A viager is a unique type of agreement and property sale conducted between a vendor (known as the crédirentier) and the buyer (called the débirentier). Usually, the process begins with the buyer paying an lump sum of capital (called a “bouquet“) to the seller while they are still residing in the property. This initial payment is accompanied by supplementary payments, the frequency and sum of which are agreed contractually, until the crédirentier passes away. The buyer does not hold any ownership or right to the apartment until this point. The seller retains overall use of the property until the end of their life – at which point the viager payments end and the deeds to the property are passed onto the new owner.
In other words: a homeowner puts their property up for sale for an amount of cash equivalent to a down payment in addition to a lifetime of monthly payments. They will remains in the home until death, at which point the buyer takes possession and ceases any regular payments.
It is also possible to enter into what is known as a ‘viager libre‘ where the property is unoccupied and the buyer can choose to reside in their new purchase or put it up for rent as they see fit.
What are the benefits of such an arrangement?
Most of the benefits fall on the side of the vendor, in particular: financial security. Monthly payments of disposable income without any of the property maintenance costs and tax to worry about. It can also be a successful means of navigating red-tape and steep inheritance taxes if a seller wants to leave their home to someone.
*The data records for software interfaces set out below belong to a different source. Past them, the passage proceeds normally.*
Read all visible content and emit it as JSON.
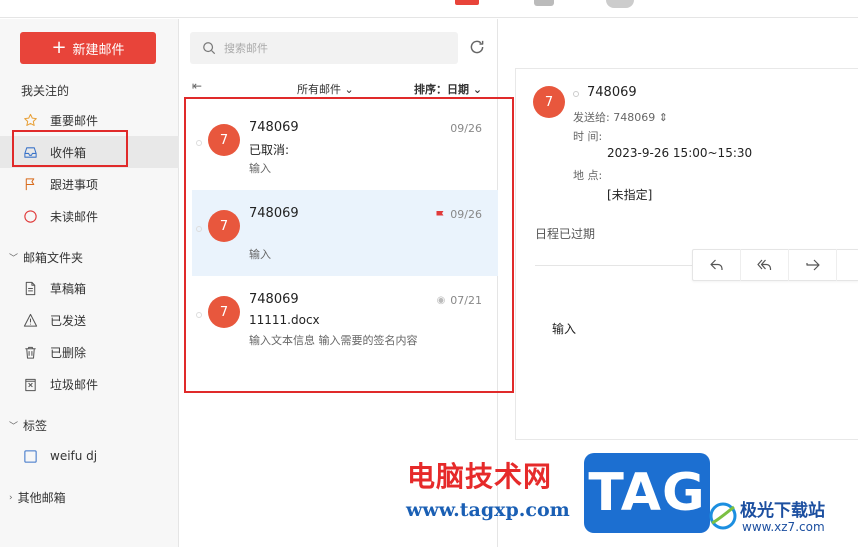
{
  "sidebar": {
    "compose_label": "新建邮件",
    "favorites_title": "我关注的",
    "favorites": [
      {
        "label": "重要邮件",
        "icon": "star-icon"
      },
      {
        "label": "收件箱",
        "icon": "inbox-icon"
      },
      {
        "label": "跟进事项",
        "icon": "flag-icon"
      },
      {
        "label": "未读邮件",
        "icon": "circle-icon"
      }
    ],
    "folders_title": "邮箱文件夹",
    "folders": [
      {
        "label": "草稿箱",
        "icon": "draft-icon"
      },
      {
        "label": "已发送",
        "icon": "sent-icon"
      },
      {
        "label": "已删除",
        "icon": "trash-icon"
      },
      {
        "label": "垃圾邮件",
        "icon": "spam-icon"
      }
    ],
    "tags_title": "标签",
    "tags": [
      {
        "label": "weifu dj"
      }
    ],
    "other_title": "其他邮箱"
  },
  "list": {
    "search_placeholder": "搜索邮件",
    "filter_label": "所有邮件",
    "sort_label": "排序：日期",
    "mails": [
      {
        "avatar": "7",
        "sender": "748069",
        "date": "09/26",
        "subject": "已取消:",
        "preview": "输入",
        "flag": false,
        "viewed": false
      },
      {
        "avatar": "7",
        "sender": "748069",
        "date": "09/26",
        "subject": "",
        "preview": "输入",
        "flag": true,
        "viewed": false
      },
      {
        "avatar": "7",
        "sender": "748069",
        "date": "07/21",
        "subject": "11111.docx",
        "preview": "输入文本信息 输入需要的签名内容",
        "flag": false,
        "viewed": true
      }
    ]
  },
  "detail": {
    "avatar": "7",
    "sender": "748069",
    "to_label": "发送给: 748069",
    "time_label": "时 间:",
    "time_value": "2023-9-26 15:00~15:30",
    "place_label": "地 点:",
    "place_value": "[未指定]",
    "expired": "日程已过期",
    "body": "输入"
  },
  "watermark": {
    "site_cn": "电脑技术网",
    "site_url": "www.tagxp.com",
    "tag": "TAG",
    "jg_name": "极光下载站",
    "jg_url": "www.xz7.com"
  },
  "colors": {
    "accent": "#e8443a",
    "avatar": "#e8573d",
    "selected_row": "#eaf3fc",
    "highlight_box": "#e02a2a"
  }
}
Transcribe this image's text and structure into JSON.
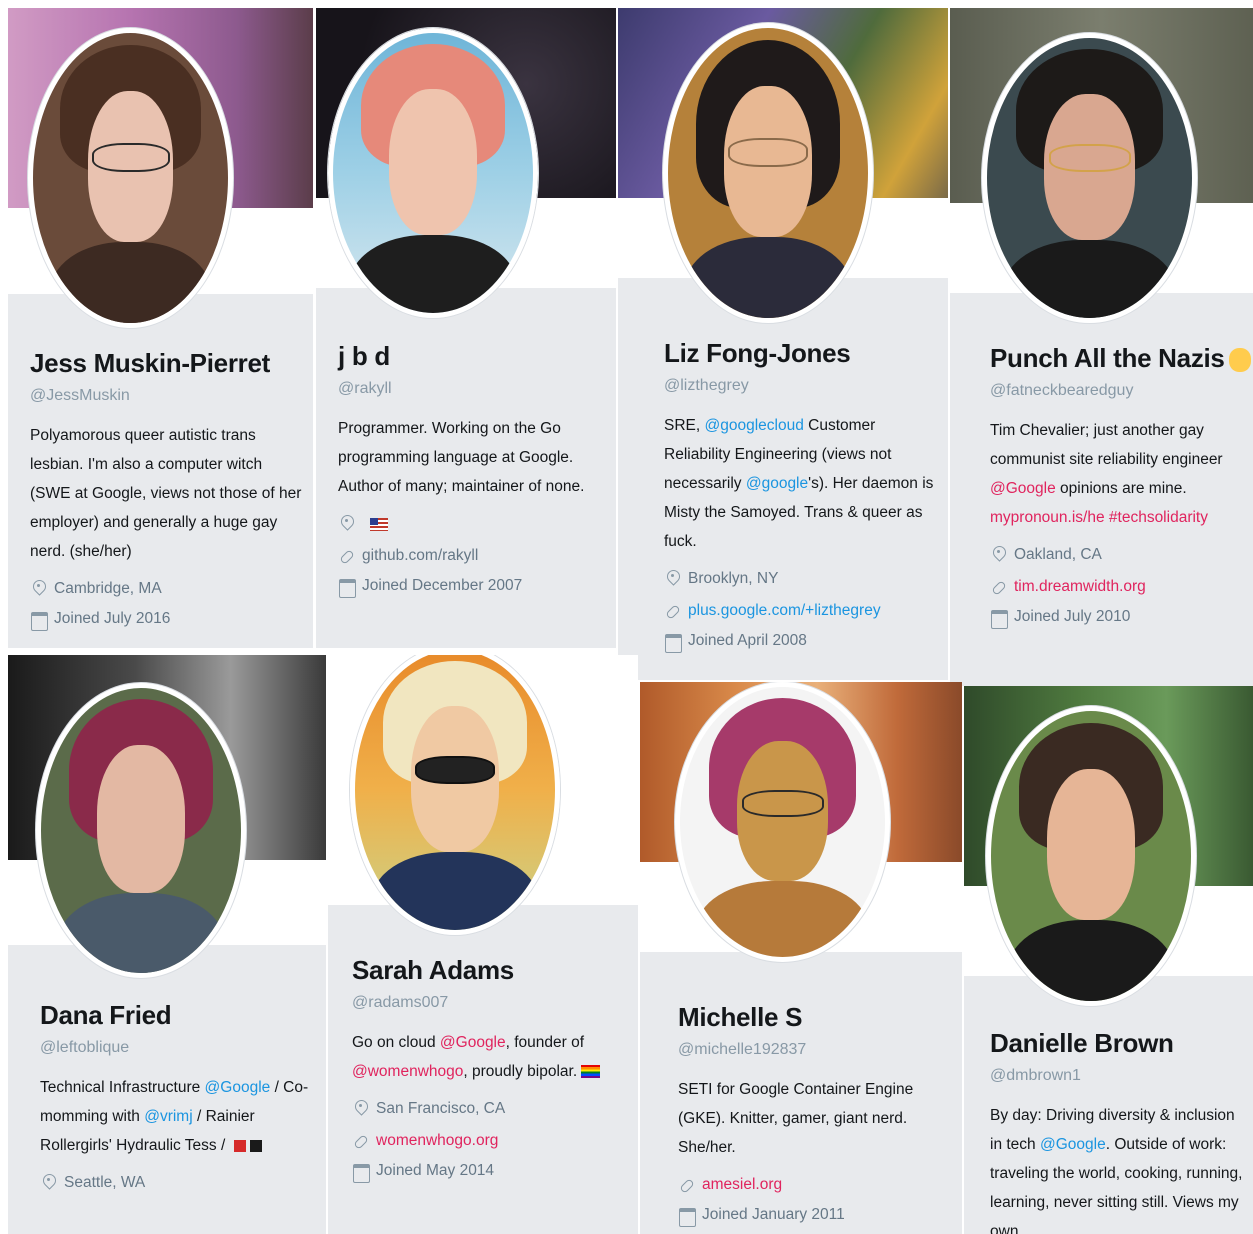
{
  "colors": {
    "card_bg": "#e8eaed",
    "name": "#14171a",
    "muted": "#8899a6",
    "link_blue": "#1b95e0",
    "link_pink": "#e0245e"
  },
  "profiles": [
    {
      "name": "Jess Muskin-Pierret",
      "handle": "@JessMuskin",
      "bio": "Polyamorous queer autistic trans lesbian. I'm also a computer witch (SWE at Google, views not those of her employer) and generally a huge gay nerd. (she/her)",
      "location": "Cambridge, MA",
      "joined": "Joined July 2016"
    },
    {
      "name": "j b d",
      "handle": "@rakyll",
      "bio": "Programmer. Working on the Go programming language at Google. Author of many; maintainer of none.",
      "website": "github.com/rakyll",
      "joined": "Joined December 2007"
    },
    {
      "name": "Liz Fong-Jones",
      "handle": "@lizthegrey",
      "bio_1": "SRE, ",
      "bio_mention_1": "@googlecloud",
      "bio_2": " Customer Reliability Engineering (views not necessarily ",
      "bio_mention_2": "@google",
      "bio_3": "'s). Her daemon is Misty the Samoyed. Trans & queer as fuck.",
      "location": "Brooklyn, NY",
      "website": "plus.google.com/+lizthegrey",
      "joined": "Joined April 2008"
    },
    {
      "name": "Punch All the Nazis",
      "handle": "@fatneckbearedguy",
      "bio_1": "Tim Chevalier; just another gay communist site reliability engineer ",
      "bio_mention_1": "@Google",
      "bio_2": " opinions are mine. ",
      "bio_link": "mypronoun.is/he #techsolidarity",
      "location": "Oakland, CA",
      "website": "tim.dreamwidth.org",
      "joined": "Joined July 2010"
    },
    {
      "name": "Dana Fried",
      "handle": "@leftoblique",
      "bio_1": "Technical Infrastructure ",
      "bio_mention_1": "@Google",
      "bio_2": " / Co-momming with ",
      "bio_mention_2": "@vrimj",
      "bio_3": " / Rainier Rollergirls' Hydraulic Tess / ",
      "location": "Seattle, WA"
    },
    {
      "name": "Sarah Adams",
      "handle": "@radams007",
      "bio_1": "Go on cloud ",
      "bio_mention_1": "@Google",
      "bio_2": ", founder of ",
      "bio_mention_2": "@womenwhogo",
      "bio_3": ", proudly bipolar. ",
      "location": "San Francisco, CA",
      "website": "womenwhogo.org",
      "joined": "Joined May 2014"
    },
    {
      "name": "Michelle S",
      "handle": "@michelle192837",
      "bio": "SETI for Google Container Engine (GKE). Knitter, gamer, giant nerd. She/her.",
      "website": "amesiel.org",
      "joined": "Joined January 2011"
    },
    {
      "name": "Danielle Brown",
      "handle": "@dmbrown1",
      "bio_1": "By day: Driving diversity & inclusion in tech ",
      "bio_mention_1": "@Google",
      "bio_2": ". Outside of work: traveling the world, cooking, running, learning, never sitting still. Views my own."
    }
  ]
}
For the buyer: it’s a gamble on the life expectancy of the vendor. Depending on their forecast health- the buyer could be in for a great deal! On the other hand, the vendor could live for an unexpectedly long time…we did warn you it was macabre!
For a lighthearted take on the viager, you may want to have a look at the 2014 film ‘My Old Lady’ starring Maggie Smith.